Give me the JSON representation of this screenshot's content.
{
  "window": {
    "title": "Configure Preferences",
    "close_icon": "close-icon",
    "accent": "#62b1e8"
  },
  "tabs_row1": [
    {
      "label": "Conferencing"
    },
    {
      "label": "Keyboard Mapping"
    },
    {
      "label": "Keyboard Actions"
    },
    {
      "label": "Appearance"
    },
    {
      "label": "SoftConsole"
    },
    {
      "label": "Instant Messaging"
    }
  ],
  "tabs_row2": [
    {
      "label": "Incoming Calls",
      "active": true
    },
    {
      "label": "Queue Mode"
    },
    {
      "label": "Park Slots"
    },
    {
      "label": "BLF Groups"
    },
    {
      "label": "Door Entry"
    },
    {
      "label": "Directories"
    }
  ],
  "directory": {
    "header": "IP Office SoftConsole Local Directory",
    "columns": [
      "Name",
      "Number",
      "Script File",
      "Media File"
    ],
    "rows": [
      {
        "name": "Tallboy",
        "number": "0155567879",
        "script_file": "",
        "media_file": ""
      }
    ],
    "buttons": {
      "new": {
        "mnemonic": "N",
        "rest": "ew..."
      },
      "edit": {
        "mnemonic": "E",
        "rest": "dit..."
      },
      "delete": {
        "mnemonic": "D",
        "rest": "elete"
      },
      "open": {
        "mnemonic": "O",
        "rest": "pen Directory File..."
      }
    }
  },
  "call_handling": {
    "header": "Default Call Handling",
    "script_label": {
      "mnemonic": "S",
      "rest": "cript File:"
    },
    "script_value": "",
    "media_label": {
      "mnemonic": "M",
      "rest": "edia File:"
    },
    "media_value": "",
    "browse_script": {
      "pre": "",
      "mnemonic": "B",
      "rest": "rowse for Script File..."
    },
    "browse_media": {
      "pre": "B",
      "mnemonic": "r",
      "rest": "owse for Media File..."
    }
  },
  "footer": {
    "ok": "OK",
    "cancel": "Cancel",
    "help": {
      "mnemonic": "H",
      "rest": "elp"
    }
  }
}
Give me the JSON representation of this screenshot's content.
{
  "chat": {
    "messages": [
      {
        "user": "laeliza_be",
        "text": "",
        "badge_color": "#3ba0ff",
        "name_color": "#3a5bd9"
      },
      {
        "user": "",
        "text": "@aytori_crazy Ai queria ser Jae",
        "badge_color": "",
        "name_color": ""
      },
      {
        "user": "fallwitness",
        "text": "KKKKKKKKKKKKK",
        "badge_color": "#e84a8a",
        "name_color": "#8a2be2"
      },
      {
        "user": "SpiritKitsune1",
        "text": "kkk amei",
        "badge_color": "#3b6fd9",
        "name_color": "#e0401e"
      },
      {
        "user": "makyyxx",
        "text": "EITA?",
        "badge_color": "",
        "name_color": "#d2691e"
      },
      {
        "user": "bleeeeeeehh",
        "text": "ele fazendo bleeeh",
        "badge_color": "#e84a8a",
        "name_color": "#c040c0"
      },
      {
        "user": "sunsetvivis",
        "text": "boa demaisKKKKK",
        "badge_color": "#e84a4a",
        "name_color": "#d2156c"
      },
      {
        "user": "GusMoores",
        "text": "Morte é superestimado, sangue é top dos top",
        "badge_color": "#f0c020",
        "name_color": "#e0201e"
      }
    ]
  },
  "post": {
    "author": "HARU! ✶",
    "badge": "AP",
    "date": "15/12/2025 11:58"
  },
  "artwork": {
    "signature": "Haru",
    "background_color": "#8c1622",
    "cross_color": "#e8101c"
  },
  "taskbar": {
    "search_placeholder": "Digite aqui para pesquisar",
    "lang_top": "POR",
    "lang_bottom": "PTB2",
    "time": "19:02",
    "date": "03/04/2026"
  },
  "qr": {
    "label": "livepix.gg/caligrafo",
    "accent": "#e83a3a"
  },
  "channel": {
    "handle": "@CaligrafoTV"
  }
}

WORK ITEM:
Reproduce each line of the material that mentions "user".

WRITTEN SOLUTION:
        "user": "laeliza_be",
        "user": "",
        "user": "fallwitness",
        "user": "SpiritKitsune1",
        "user": "makyyxx",
        "user": "bleeeeeeehh",
        "user": "sunsetvivis",
        "user": "GusMoores",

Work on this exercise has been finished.